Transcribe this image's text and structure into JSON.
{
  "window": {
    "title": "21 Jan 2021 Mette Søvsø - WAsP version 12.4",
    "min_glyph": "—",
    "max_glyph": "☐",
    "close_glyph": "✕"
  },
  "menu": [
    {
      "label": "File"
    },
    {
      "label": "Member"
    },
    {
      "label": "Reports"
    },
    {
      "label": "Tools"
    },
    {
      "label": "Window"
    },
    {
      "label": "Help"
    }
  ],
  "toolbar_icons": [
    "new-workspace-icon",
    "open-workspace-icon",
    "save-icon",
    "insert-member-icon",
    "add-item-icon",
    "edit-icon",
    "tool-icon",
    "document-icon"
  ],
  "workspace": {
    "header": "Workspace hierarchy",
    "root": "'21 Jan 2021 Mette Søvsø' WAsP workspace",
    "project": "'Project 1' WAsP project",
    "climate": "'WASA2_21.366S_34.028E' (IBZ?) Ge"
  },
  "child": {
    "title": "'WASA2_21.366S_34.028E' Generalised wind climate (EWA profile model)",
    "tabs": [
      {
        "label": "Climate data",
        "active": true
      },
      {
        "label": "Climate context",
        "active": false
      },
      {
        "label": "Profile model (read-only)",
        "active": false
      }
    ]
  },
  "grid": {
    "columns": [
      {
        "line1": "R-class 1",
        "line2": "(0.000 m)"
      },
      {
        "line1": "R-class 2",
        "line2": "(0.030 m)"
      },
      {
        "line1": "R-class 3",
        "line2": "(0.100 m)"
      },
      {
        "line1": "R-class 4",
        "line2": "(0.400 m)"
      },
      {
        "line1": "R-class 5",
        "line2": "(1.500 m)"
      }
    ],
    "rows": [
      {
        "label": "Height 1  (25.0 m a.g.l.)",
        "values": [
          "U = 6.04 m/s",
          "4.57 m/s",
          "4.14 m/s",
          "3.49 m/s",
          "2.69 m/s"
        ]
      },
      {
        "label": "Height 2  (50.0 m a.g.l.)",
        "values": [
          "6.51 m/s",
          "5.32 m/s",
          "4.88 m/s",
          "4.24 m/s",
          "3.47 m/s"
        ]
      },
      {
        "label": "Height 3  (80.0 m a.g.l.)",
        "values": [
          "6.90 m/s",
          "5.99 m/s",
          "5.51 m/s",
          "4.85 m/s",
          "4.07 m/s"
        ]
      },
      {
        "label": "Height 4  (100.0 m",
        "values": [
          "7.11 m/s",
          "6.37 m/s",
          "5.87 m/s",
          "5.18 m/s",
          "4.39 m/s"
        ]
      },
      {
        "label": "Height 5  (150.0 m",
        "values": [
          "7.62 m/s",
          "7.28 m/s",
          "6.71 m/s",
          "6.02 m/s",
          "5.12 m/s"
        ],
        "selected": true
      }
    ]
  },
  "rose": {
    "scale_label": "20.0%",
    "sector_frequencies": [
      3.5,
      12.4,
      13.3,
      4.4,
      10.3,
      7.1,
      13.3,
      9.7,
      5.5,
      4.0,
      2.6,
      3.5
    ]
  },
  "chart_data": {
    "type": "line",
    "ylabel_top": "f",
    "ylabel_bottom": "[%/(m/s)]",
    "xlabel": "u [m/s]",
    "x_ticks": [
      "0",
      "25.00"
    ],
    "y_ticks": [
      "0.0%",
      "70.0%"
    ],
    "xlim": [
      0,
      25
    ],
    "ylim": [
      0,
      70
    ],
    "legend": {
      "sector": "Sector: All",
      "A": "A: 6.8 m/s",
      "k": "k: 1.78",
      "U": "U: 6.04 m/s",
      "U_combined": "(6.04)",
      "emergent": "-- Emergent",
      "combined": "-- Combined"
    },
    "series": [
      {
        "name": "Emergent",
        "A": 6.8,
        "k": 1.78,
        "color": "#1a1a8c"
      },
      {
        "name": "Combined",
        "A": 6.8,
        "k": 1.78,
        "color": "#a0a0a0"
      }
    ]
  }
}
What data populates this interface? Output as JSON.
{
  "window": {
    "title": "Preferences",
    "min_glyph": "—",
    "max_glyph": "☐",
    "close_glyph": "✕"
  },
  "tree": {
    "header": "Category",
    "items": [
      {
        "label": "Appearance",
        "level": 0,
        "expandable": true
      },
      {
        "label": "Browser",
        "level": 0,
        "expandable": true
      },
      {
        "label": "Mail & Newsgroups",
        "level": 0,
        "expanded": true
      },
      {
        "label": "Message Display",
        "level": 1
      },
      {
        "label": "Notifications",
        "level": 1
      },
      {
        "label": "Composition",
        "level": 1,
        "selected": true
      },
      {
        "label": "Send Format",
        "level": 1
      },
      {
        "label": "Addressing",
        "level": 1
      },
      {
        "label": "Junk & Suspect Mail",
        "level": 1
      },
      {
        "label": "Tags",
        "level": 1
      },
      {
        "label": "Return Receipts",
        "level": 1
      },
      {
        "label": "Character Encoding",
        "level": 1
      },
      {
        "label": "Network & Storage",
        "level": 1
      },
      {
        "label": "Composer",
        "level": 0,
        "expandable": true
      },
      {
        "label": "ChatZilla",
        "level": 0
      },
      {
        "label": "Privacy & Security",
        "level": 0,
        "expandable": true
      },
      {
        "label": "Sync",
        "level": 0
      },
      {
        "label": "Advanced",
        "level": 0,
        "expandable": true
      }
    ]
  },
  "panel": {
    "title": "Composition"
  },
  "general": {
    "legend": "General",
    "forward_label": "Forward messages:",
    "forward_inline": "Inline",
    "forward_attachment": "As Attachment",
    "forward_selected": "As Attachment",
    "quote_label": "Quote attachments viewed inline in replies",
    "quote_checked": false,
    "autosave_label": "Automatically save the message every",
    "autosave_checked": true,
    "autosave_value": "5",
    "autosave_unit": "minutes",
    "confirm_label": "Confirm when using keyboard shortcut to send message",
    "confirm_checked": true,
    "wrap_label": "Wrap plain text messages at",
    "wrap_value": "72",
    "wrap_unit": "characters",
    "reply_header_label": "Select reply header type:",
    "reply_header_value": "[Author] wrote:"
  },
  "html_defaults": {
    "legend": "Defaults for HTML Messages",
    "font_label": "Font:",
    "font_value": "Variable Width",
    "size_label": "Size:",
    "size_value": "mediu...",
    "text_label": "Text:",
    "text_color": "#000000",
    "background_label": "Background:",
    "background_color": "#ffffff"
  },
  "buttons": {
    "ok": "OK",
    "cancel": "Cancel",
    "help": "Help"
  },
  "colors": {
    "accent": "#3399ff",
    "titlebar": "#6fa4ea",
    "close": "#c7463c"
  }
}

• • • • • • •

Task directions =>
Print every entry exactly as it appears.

Your response =>
Transcribe this image's text and structure into JSON.
{
  "window": {
    "title": "21 Jan 2021 Mette Søvsø - WAsP version 12.4",
    "min_glyph": "—",
    "max_glyph": "☐",
    "close_glyph": "✕"
  },
  "menu": [
    {
      "label": "File"
    },
    {
      "label": "Member"
    },
    {
      "label": "Reports"
    },
    {
      "label": "Tools"
    },
    {
      "label": "Window"
    },
    {
      "label": "Help"
    }
  ],
  "toolbar_icons": [
    "new-workspace-icon",
    "open-workspace-icon",
    "save-icon",
    "insert-member-icon",
    "add-item-icon",
    "edit-icon",
    "tool-icon",
    "document-icon"
  ],
  "workspace": {
    "header": "Workspace hierarchy",
    "root": "'21 Jan 2021 Mette Søvsø' WAsP workspace",
    "project": "'Project 1' WAsP project",
    "climate": "'WASA2_21.366S_34.028E' (IBZ?) Ge"
  },
  "child": {
    "title": "'WASA2_21.366S_34.028E' Generalised wind climate (EWA profile model)",
    "tabs": [
      {
        "label": "Climate data",
        "active": true
      },
      {
        "label": "Climate context",
        "active": false
      },
      {
        "label": "Profile model (read-only)",
        "active": false
      }
    ]
  },
  "grid": {
    "columns": [
      {
        "line1": "R-class 1",
        "line2": "(0.000 m)"
      },
      {
        "line1": "R-class 2",
        "line2": "(0.030 m)"
      },
      {
        "line1": "R-class 3",
        "line2": "(0.100 m)"
      },
      {
        "line1": "R-class 4",
        "line2": "(0.400 m)"
      },
      {
        "line1": "R-class 5",
        "line2": "(1.500 m)"
      }
    ],
    "rows": [
      {
        "label": "Height 1  (25.0 m a.g.l.)",
        "values": [
          "U = 6.04 m/s",
          "4.57 m/s",
          "4.14 m/s",
          "3.49 m/s",
          "2.69 m/s"
        ]
      },
      {
        "label": "Height 2  (50.0 m a.g.l.)",
        "values": [
          "6.51 m/s",
          "5.32 m/s",
          "4.88 m/s",
          "4.24 m/s",
          "3.47 m/s"
        ]
      },
      {
        "label": "Height 3  (80.0 m a.g.l.)",
        "values": [
          "6.90 m/s",
          "5.99 m/s",
          "5.51 m/s",
          "4.85 m/s",
          "4.07 m/s"
        ]
      },
      {
        "label": "Height 4  (100.0 m",
        "values": [
          "7.11 m/s",
          "6.37 m/s",
          "5.87 m/s",
          "5.18 m/s",
          "4.39 m/s"
        ]
      },
      {
        "label": "Height 5  (150.0 m",
        "values": [
          "7.62 m/s",
          "7.28 m/s",
          "6.71 m/s",
          "6.02 m/s",
          "5.12 m/s"
        ],
        "selected": true
      }
    ]
  },
  "rose": {
    "scale_label": "20.0%",
    "sector_frequencies": [
      3.5,
      12.4,
      13.3,
      4.4,
      10.3,
      7.1,
      13.3,
      9.7,
      5.5,
      4.0,
      2.6,
      3.5
    ]
  },
  "chart_data": {
    "type": "line",
    "ylabel_top": "f",
    "ylabel_bottom": "[%/(m/s)]",
    "xlabel": "u [m/s]",
    "x_ticks": [
      "0",
      "25.00"
    ],
    "y_ticks": [
      "0.0%",
      "70.0%"
    ],
    "xlim": [
      0,
      25
    ],
    "ylim": [
      0,
      70
    ],
    "legend": {
      "sector": "Sector: All",
      "A": "A: 6.8 m/s",
      "k": "k: 1.78",
      "U": "U: 6.04 m/s",
      "U_combined": "(6.04)",
      "emergent": "-- Emergent",
      "combined": "-- Combined"
    },
    "series": [
      {
        "name": "Emergent",
        "A": 6.8,
        "k": 1.78,
        "color": "#1a1a8c"
      },
      {
        "name": "Combined",
        "A": 6.8,
        "k": 1.78,
        "color": "#a0a0a0"
      }
    ]
  }
}
What data populates this interface? Output as JSON.
{
  "window": {
    "title": "Preferences",
    "min_glyph": "—",
    "max_glyph": "☐",
    "close_glyph": "✕"
  },
  "tree": {
    "header": "Category",
    "items": [
      {
        "label": "Appearance",
        "level": 0,
        "expandable": true
      },
      {
        "label": "Browser",
        "level": 0,
        "expandable": true
      },
      {
        "label": "Mail & Newsgroups",
        "level": 0,
        "expanded": true
      },
      {
        "label": "Message Display",
        "level": 1
      },
      {
        "label": "Notifications",
        "level": 1
      },
      {
        "label": "Composition",
        "level": 1,
        "selected": true
      },
      {
        "label": "Send Format",
        "level": 1
      },
      {
        "label": "Addressing",
        "level": 1
      },
      {
        "label": "Junk & Suspect Mail",
        "level": 1
      },
      {
        "label": "Tags",
        "level": 1
      },
      {
        "label": "Return Receipts",
        "level": 1
      },
      {
        "label": "Character Encoding",
        "level": 1
      },
      {
        "label": "Network & Storage",
        "level": 1
      },
      {
        "label": "Composer",
        "level": 0,
        "expandable": true
      },
      {
        "label": "ChatZilla",
        "level": 0
      },
      {
        "label": "Privacy & Security",
        "level": 0,
        "expandable": true
      },
      {
        "label": "Sync",
        "level": 0
      },
      {
        "label": "Advanced",
        "level": 0,
        "expandable": true
      }
    ]
  },
  "panel": {
    "title": "Composition"
  },
  "general": {
    "legend": "General",
    "forward_label": "Forward messages:",
    "forward_inline": "Inline",
    "forward_attachment": "As Attachment",
    "forward_selected": "As Attachment",
    "quote_label": "Quote attachments viewed inline in replies",
    "quote_checked": false,
    "autosave_label": "Automatically save the message every",
    "autosave_checked": true,
    "autosave_value": "5",
    "autosave_unit": "minutes",
    "confirm_label": "Confirm when using keyboard shortcut to send message",
    "confirm_checked": true,
    "wrap_label": "Wrap plain text messages at",
    "wrap_value": "72",
    "wrap_unit": "characters",
    "reply_header_label": "Select reply header type:",
    "reply_header_value": "[Author] wrote:"
  },
  "html_defaults": {
    "legend": "Defaults for HTML Messages",
    "font_label": "Font:",
    "font_value": "Variable Width",
    "size_label": "Size:",
    "size_value": "mediu...",
    "text_label": "Text:",
    "text_color": "#000000",
    "background_label": "Background:",
    "background_color": "#ffffff"
  },
  "buttons": {
    "ok": "OK",
    "cancel": "Cancel",
    "help": "Help"
  },
  "colors": {
    "accent": "#3399ff",
    "titlebar": "#6fa4ea",
    "close": "#c7463c"
  }
}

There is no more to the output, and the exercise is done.